__HOW TO COMPLETE THIS TASK__.
I'd like every record given again exactly, please.
-- MATERIAL SHOWN follows --
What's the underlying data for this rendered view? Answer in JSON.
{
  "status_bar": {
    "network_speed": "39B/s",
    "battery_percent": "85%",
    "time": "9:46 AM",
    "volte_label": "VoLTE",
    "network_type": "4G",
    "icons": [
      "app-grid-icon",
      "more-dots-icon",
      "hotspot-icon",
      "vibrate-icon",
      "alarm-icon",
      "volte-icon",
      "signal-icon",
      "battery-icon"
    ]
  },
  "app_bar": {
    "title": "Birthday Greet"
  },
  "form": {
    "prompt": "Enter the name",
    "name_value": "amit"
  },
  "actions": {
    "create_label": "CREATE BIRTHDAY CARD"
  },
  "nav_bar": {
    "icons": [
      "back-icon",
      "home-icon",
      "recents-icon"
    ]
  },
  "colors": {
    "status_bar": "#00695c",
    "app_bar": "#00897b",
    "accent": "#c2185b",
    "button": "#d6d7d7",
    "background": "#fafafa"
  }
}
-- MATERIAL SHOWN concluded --
__YOUR SOLUTION__.
What's the underlying data for this rendered view? Answer in JSON.
{
  "status_bar": {
    "network_speed": "39B/s",
    "battery_percent": "85%",
    "time": "9:46 AM",
    "volte_label": "VoLTE",
    "network_type": "4G",
    "icons": [
      "app-grid-icon",
      "more-dots-icon",
      "hotspot-icon",
      "vibrate-icon",
      "alarm-icon",
      "volte-icon",
      "signal-icon",
      "battery-icon"
    ]
  },
  "app_bar": {
    "title": "Birthday Greet"
  },
  "form": {
    "prompt": "Enter the name",
    "name_value": "amit"
  },
  "actions": {
    "create_label": "CREATE BIRTHDAY CARD"
  },
  "nav_bar": {
    "icons": [
      "back-icon",
      "home-icon",
      "recents-icon"
    ]
  },
  "colors": {
    "status_bar": "#00695c",
    "app_bar": "#00897b",
    "accent": "#c2185b",
    "button": "#d6d7d7",
    "background": "#fafafa"
  }
}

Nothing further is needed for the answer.